■ Exercise instructions ■
Whenever a line in the records below contains "system", pick it out.

■ The data ■
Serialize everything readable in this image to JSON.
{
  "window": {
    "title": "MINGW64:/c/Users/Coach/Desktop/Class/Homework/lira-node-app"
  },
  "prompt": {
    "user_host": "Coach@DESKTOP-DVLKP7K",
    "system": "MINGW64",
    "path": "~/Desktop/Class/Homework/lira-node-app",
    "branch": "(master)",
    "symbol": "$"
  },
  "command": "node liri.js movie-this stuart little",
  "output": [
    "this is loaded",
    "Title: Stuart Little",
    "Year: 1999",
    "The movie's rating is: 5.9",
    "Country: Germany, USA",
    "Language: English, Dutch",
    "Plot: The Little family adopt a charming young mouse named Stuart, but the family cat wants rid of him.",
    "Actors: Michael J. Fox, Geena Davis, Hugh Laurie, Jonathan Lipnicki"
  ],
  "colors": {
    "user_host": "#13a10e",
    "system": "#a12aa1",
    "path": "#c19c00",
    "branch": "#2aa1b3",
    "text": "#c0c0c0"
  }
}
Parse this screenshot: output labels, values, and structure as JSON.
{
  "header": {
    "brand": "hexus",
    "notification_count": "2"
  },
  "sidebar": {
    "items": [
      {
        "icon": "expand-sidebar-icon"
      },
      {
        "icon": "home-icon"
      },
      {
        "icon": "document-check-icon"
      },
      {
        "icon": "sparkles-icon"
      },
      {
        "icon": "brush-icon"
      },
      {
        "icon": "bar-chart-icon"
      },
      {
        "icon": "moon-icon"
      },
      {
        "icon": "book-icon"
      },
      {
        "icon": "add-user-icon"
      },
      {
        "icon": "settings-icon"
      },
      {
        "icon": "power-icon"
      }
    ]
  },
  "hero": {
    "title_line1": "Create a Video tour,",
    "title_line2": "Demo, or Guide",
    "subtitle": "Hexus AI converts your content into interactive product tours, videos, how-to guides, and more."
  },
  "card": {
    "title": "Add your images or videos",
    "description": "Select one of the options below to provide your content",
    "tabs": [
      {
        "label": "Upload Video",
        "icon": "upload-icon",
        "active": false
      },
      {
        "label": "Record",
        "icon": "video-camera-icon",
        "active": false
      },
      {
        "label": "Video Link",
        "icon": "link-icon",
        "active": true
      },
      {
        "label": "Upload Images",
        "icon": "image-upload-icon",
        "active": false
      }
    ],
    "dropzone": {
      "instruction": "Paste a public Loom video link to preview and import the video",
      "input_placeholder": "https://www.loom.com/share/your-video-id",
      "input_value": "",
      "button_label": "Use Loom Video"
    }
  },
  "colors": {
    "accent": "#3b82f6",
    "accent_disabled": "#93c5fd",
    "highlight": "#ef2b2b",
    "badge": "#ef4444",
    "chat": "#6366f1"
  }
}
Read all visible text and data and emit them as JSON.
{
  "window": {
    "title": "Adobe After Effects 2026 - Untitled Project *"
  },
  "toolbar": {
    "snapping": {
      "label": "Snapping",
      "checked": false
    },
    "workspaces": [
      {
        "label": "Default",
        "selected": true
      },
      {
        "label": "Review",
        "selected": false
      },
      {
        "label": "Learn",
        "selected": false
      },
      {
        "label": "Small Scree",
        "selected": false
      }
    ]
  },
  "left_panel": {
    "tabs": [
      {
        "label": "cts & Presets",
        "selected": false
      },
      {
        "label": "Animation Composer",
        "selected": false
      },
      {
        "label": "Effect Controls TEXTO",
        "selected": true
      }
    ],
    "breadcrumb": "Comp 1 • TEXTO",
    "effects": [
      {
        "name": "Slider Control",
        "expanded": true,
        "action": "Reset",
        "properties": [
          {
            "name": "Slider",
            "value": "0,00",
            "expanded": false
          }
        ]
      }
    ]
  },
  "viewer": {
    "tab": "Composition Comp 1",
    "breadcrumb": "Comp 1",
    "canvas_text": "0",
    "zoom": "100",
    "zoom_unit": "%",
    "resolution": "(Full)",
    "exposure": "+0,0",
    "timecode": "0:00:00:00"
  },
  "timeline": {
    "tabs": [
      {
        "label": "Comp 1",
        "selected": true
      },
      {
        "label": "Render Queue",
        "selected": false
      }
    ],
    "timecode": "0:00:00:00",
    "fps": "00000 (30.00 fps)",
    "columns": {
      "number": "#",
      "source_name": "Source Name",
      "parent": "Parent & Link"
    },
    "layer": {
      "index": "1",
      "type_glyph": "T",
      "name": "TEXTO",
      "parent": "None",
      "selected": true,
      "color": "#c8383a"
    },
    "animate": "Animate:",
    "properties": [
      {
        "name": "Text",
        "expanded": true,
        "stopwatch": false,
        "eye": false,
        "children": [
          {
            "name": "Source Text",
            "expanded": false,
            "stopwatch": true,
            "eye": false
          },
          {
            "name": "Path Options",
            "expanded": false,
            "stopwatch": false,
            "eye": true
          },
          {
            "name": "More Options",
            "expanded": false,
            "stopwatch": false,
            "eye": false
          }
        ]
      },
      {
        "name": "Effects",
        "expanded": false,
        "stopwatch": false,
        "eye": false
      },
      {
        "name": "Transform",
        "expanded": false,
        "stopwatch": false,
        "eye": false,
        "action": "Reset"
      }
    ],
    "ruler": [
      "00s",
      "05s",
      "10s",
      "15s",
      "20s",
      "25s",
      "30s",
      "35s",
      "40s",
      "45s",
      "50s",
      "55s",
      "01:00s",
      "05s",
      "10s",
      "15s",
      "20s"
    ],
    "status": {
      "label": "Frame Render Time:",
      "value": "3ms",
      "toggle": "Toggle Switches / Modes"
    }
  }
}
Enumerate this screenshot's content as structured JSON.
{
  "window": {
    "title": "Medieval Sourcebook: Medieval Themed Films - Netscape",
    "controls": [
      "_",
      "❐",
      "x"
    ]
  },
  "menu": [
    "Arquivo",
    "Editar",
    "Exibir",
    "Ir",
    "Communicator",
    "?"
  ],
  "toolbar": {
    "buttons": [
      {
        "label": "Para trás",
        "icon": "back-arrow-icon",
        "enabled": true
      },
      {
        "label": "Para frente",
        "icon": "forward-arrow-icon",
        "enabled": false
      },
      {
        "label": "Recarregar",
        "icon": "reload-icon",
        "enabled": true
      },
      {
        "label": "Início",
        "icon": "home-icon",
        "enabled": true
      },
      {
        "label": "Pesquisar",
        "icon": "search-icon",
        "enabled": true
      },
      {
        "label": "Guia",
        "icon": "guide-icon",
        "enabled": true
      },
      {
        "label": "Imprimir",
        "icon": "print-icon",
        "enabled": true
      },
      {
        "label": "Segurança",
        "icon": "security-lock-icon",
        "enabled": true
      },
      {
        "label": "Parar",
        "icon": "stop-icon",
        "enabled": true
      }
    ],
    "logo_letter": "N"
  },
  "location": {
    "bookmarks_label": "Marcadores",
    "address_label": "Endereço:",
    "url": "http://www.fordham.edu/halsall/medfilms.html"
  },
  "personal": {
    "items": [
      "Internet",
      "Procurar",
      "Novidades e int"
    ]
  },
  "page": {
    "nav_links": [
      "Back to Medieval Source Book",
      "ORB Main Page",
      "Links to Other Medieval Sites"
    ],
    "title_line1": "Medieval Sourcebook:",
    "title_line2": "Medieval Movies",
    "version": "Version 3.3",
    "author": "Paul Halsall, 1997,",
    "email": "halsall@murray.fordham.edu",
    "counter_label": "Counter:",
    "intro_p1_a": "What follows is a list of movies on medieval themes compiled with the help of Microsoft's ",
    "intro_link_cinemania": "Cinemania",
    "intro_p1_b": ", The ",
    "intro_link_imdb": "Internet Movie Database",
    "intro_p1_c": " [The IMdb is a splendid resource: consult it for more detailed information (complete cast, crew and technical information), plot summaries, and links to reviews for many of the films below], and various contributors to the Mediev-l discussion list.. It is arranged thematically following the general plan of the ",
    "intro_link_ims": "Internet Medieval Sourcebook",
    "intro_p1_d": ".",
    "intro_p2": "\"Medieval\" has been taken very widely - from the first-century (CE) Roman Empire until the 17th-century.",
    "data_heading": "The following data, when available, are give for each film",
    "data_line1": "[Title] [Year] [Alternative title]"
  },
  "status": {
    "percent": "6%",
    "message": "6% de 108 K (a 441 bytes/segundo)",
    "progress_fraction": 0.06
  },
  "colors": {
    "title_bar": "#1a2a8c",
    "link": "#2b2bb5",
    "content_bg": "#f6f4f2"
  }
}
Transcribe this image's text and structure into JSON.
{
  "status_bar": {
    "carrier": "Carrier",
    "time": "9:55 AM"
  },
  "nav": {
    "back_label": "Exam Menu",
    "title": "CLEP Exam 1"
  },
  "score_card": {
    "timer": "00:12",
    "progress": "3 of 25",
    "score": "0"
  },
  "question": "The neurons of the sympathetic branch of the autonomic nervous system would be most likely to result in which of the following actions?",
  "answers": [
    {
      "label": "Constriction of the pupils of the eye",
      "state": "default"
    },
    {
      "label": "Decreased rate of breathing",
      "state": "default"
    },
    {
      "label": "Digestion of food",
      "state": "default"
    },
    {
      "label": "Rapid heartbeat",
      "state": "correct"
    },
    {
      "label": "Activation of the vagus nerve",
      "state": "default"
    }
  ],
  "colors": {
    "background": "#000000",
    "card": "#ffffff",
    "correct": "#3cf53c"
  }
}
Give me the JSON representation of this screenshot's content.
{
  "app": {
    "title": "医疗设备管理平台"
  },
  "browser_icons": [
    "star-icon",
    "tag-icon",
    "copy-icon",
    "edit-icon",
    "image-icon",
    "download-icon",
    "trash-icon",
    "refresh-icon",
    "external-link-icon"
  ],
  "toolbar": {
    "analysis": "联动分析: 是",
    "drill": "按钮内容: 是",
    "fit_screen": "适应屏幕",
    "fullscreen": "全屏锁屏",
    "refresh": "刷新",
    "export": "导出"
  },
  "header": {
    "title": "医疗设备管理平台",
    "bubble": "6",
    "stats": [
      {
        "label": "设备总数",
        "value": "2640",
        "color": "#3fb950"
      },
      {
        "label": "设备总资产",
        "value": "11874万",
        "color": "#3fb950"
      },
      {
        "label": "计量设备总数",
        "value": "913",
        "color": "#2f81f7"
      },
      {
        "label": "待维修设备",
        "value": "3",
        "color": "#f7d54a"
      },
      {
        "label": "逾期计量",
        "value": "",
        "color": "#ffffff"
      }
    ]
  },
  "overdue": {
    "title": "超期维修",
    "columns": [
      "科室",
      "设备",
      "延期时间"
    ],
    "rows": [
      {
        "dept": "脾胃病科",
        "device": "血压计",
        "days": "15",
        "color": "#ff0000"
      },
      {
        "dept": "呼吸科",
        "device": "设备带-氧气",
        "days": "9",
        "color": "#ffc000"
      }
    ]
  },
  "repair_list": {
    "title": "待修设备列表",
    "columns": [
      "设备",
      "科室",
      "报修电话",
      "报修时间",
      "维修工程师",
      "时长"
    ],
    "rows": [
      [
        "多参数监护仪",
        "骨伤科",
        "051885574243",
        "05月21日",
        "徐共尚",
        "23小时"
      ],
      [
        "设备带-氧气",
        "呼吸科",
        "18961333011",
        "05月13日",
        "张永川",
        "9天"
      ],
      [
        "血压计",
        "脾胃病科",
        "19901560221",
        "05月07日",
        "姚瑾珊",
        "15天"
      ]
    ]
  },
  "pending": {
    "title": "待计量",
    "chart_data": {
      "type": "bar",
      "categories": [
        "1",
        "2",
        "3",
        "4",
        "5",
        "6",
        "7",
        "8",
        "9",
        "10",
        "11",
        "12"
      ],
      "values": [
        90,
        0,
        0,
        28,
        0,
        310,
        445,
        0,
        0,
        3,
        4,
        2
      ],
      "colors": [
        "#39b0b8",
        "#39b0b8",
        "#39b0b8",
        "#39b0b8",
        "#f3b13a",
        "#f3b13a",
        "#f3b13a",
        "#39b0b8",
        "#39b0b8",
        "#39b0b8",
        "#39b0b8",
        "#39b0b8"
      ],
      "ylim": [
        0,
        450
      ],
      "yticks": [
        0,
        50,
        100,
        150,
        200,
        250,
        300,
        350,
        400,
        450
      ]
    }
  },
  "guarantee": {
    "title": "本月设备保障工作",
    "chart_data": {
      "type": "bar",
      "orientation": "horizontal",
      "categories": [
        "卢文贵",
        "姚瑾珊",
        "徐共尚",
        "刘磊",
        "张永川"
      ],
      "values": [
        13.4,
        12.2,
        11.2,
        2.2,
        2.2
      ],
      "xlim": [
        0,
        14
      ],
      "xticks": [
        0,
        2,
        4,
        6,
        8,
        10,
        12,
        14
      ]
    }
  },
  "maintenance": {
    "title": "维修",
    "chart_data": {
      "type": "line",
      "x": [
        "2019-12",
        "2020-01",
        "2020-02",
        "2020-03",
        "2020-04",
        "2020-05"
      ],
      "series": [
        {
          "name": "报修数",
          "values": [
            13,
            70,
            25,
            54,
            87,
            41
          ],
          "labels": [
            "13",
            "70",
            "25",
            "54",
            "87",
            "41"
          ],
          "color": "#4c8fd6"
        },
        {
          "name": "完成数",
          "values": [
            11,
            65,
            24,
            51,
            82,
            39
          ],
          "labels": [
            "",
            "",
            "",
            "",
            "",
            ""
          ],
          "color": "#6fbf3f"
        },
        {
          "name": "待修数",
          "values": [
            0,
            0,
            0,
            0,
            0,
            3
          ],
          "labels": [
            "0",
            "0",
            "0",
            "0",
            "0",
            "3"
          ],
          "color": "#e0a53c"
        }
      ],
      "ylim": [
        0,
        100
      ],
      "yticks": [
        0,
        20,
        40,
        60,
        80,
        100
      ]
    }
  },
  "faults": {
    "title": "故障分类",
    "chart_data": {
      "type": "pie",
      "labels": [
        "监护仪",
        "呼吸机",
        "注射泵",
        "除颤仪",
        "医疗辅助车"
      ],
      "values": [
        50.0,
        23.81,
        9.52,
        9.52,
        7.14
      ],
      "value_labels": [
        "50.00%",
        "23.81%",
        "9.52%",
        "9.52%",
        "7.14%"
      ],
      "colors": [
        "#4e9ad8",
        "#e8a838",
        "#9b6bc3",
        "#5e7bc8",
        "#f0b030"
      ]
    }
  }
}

■ Response to this exercise ■
    "system": "MINGW64",
    "system": "#a12aa1",
  "question": "The neurons of the sympathetic branch of the autonomic nervous system would be most likely to result in which of the following actions?",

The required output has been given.